Gee, I wonder if in a class of 25 I’ll be able to tell which 13 year-old boy he was?

As it turned out, it wasn’t too hard to pick him out – he was the boy wearing the black t-shirt with “CALL OF DUTY 4: MODERN WARFARE” inscribed across the front. Having the day to interact with him, to see him interact with his peers and to question him (gently) about his life and COD, I came to the tentative conclusion that he wasn’t an outrageous, homicidal, terrorist-wannabe. Just a regular kid who liked a computer game.

I relate this story because I’ve thought about it quite a bit over the summer break. I am fascinated to discover what role gaming could play in students’ learning – if any. Personally, I know that video games are HARD. They require a significant investment of time, effort and energy, often for little instantaneous reward. They often demand quick decisions to be made based on incomplete information, all while under pressure. I’m beginning to think that there could be something in adding video-game-play into the classroom?

At least I’d be popular with the students, right?

Teamwork, C.O.D-style?

Teamwork, C.O.D-style? Image courtesy of Activision.com

Tramping a well-worn path

It’s time I put my hand up and admitted that for all the blogs I’ve started for the classroom or have encouraged students to start – I’ve never actually had my own ‘professional’ blog.

Until now.

This is my first foray into a public process of professional reflection. What works, what doesn’t, what I think, who said what, why I think they said it – the real nuts and bolts of my development from a teaching novice to a… Whatever comes after that!

Reflection is a powerful activity – in life as much as in education.
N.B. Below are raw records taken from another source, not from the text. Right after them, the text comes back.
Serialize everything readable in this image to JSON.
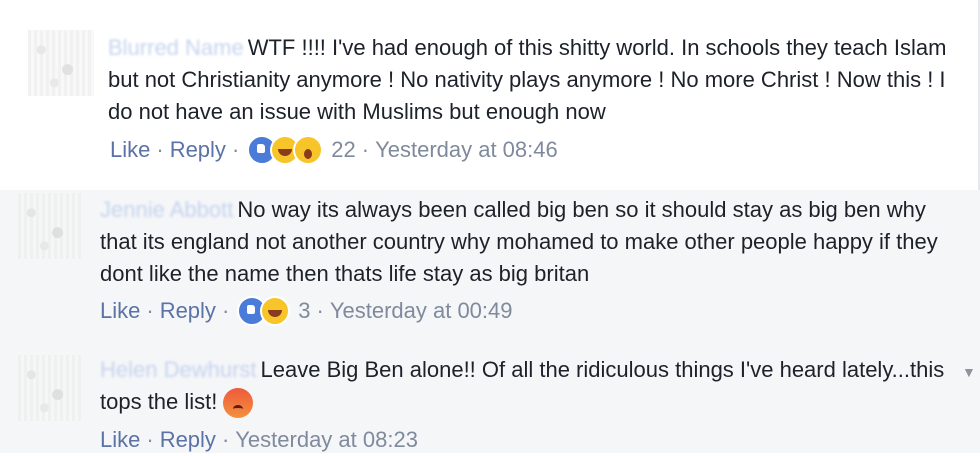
{
  "comments": [
    {
      "name": "Blurred Name",
      "text": "WTF !!!! I've had enough of this shitty world. In schools they teach Islam but not Christianity anymore ! No nativity plays anymore ! No more Christ ! Now this ! I do not have an issue with Muslims but enough now",
      "like": "Like",
      "reply": "Reply",
      "sep": "·",
      "reactions": [
        "like",
        "haha",
        "wow"
      ],
      "count": "22",
      "time": "Yesterday at 08:46"
    },
    {
      "name": "Jennie Abbott",
      "text": "No way its always been called big ben so it should stay as big ben why that its england not another country why mohamed to make other people happy if they dont like the name then thats life stay as big britan",
      "like": "Like",
      "reply": "Reply",
      "sep": "·",
      "reactions": [
        "like",
        "haha"
      ],
      "count": "3",
      "time": "Yesterday at 00:49"
    },
    {
      "name": "Helen Dewhurst",
      "text": "Leave Big Ben alone!! Of all the ridiculous things I've heard lately...this tops the list!",
      "like": "Like",
      "reply": "Reply",
      "sep": "·",
      "time": "Yesterday at 08:23"
    }
  ],
  "colors": {
    "link": "#5b72a6",
    "meta": "#7f8a9c",
    "text": "#1d2129",
    "reply_bg": "#f5f6f8"
  },
  "icons": [
    "like-reaction-icon",
    "haha-reaction-icon",
    "wow-reaction-icon",
    "angry-emoji-icon",
    "chevron-down-icon"
  ]
}
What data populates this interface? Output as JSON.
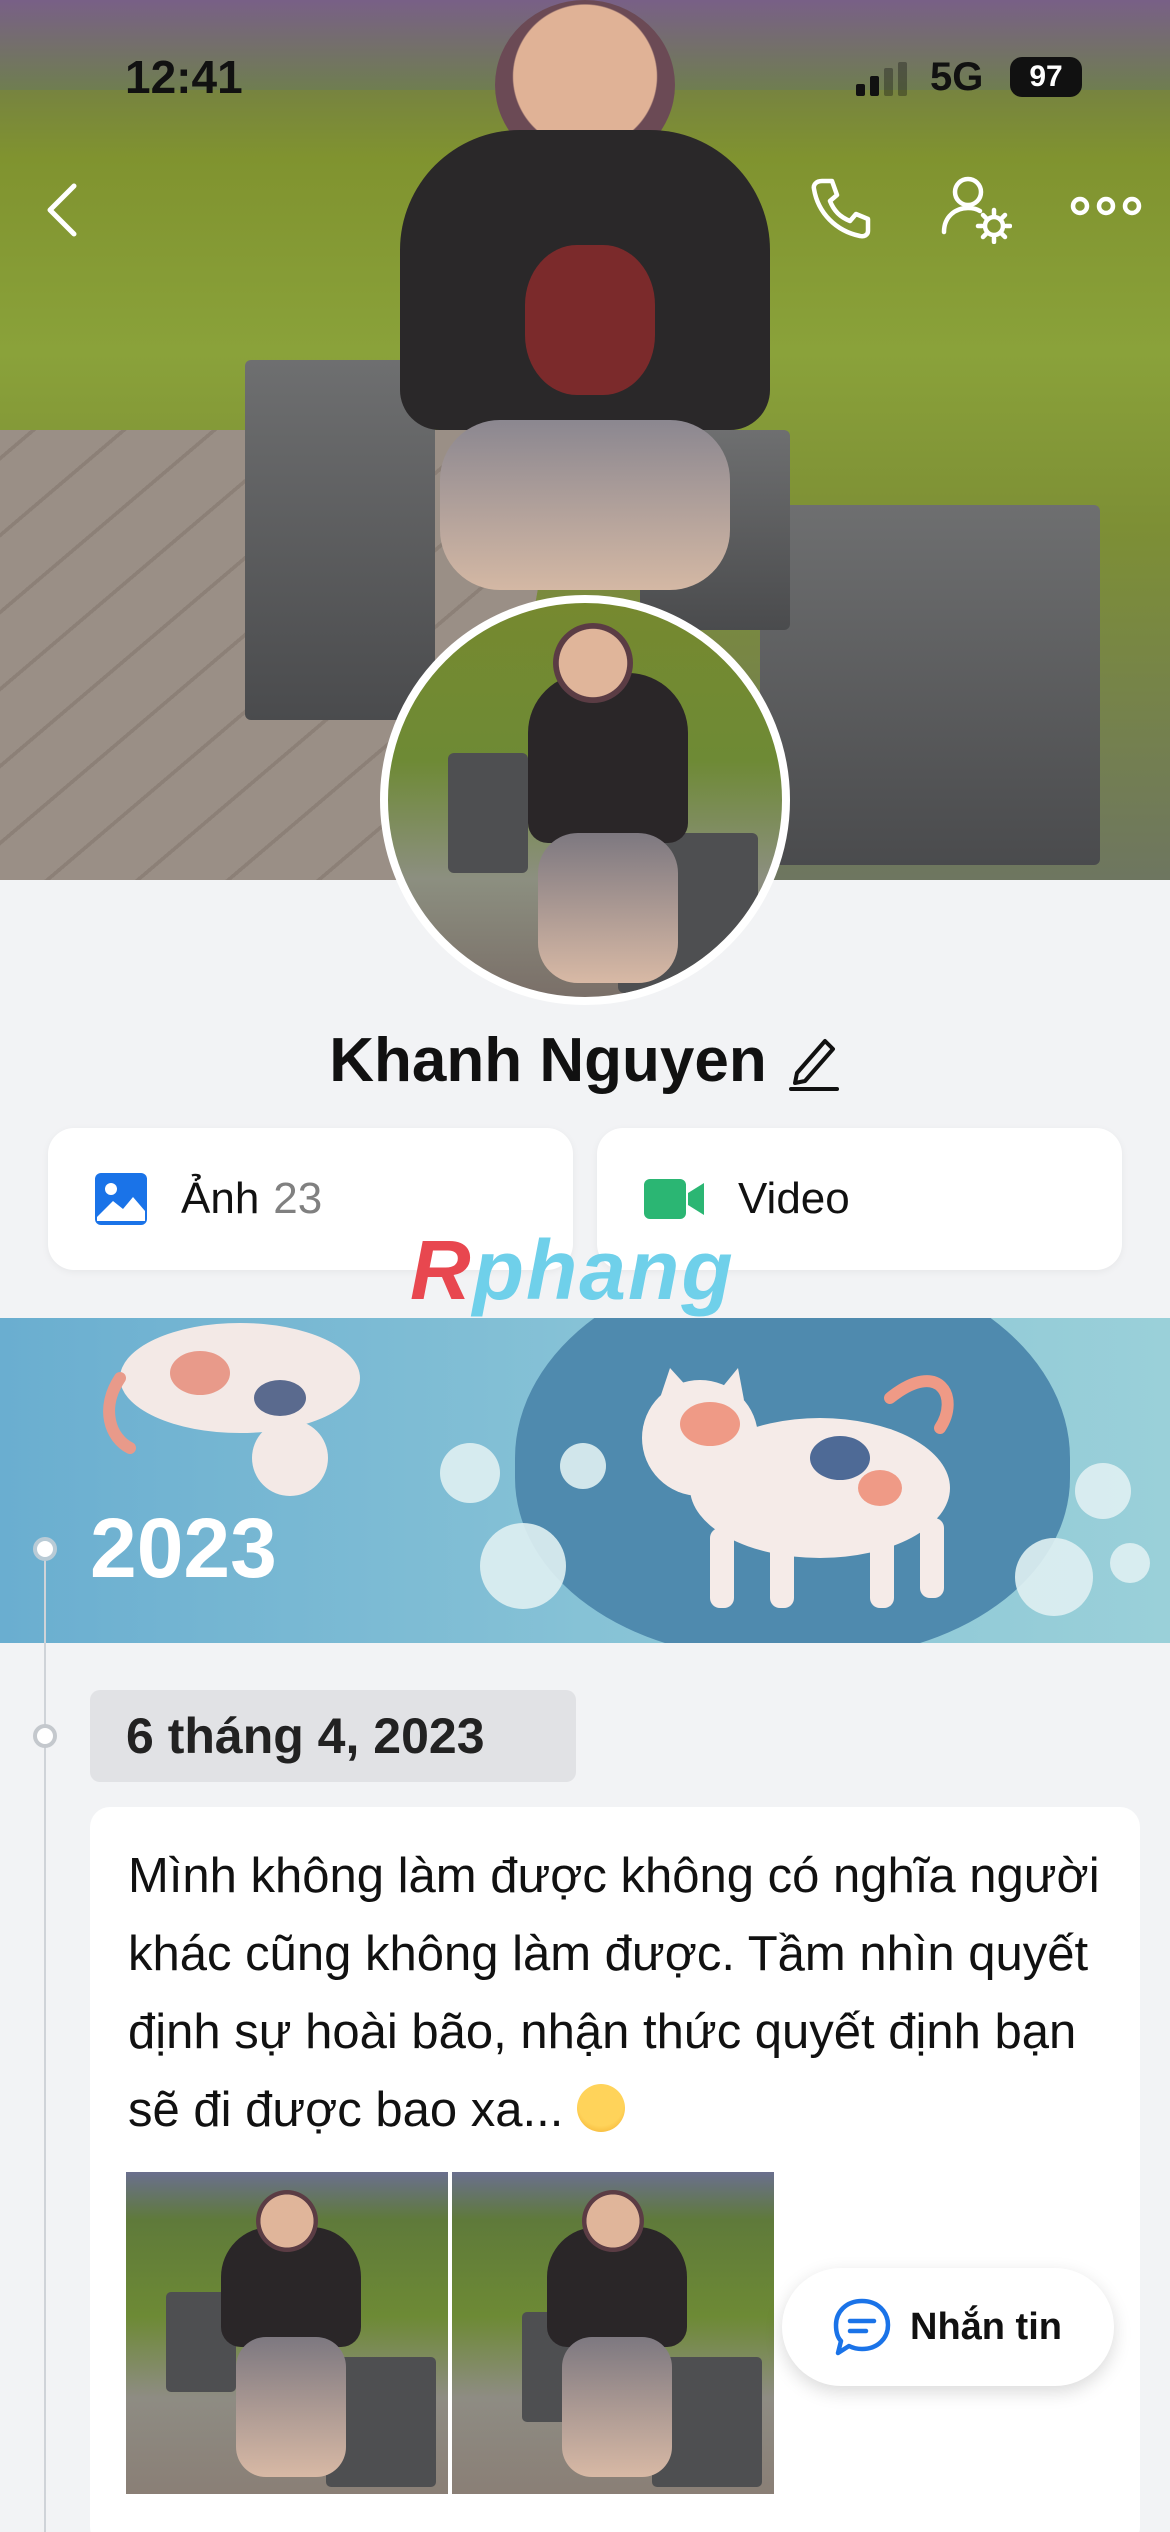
{
  "status_bar": {
    "time": "12:41",
    "network": "5G",
    "battery": "97"
  },
  "header": {
    "back_icon": "chevron-left-icon",
    "call_icon": "phone-icon",
    "settings_icon": "user-gear-icon",
    "more_icon": "more-horizontal-icon"
  },
  "profile": {
    "name": "Khanh Nguyen",
    "edit_icon": "pencil-icon"
  },
  "media": {
    "photos_label": "Ảnh",
    "photos_count": "23",
    "video_label": "Video"
  },
  "watermark": {
    "prefix": "R",
    "rest": "phang"
  },
  "timeline": {
    "year": "2023",
    "date": "6 tháng 4, 2023",
    "post_text": "Mình không làm được không có nghĩa người khác cũng không làm được. Tầm nhìn quyết định sự hoài bão, nhận thức quyết định bạn sẽ đi được bao xa..."
  },
  "message_button": {
    "label": "Nhắn tin"
  },
  "colors": {
    "accent_blue": "#1a73e8",
    "video_green": "#2bb673",
    "banner_blue": "#6aaed0",
    "page_bg": "#f2f3f5"
  }
}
As I reflect on my undertakings both within and without the learning environment, I hope to generate a better insight into the ways that I help and hinder the learning process.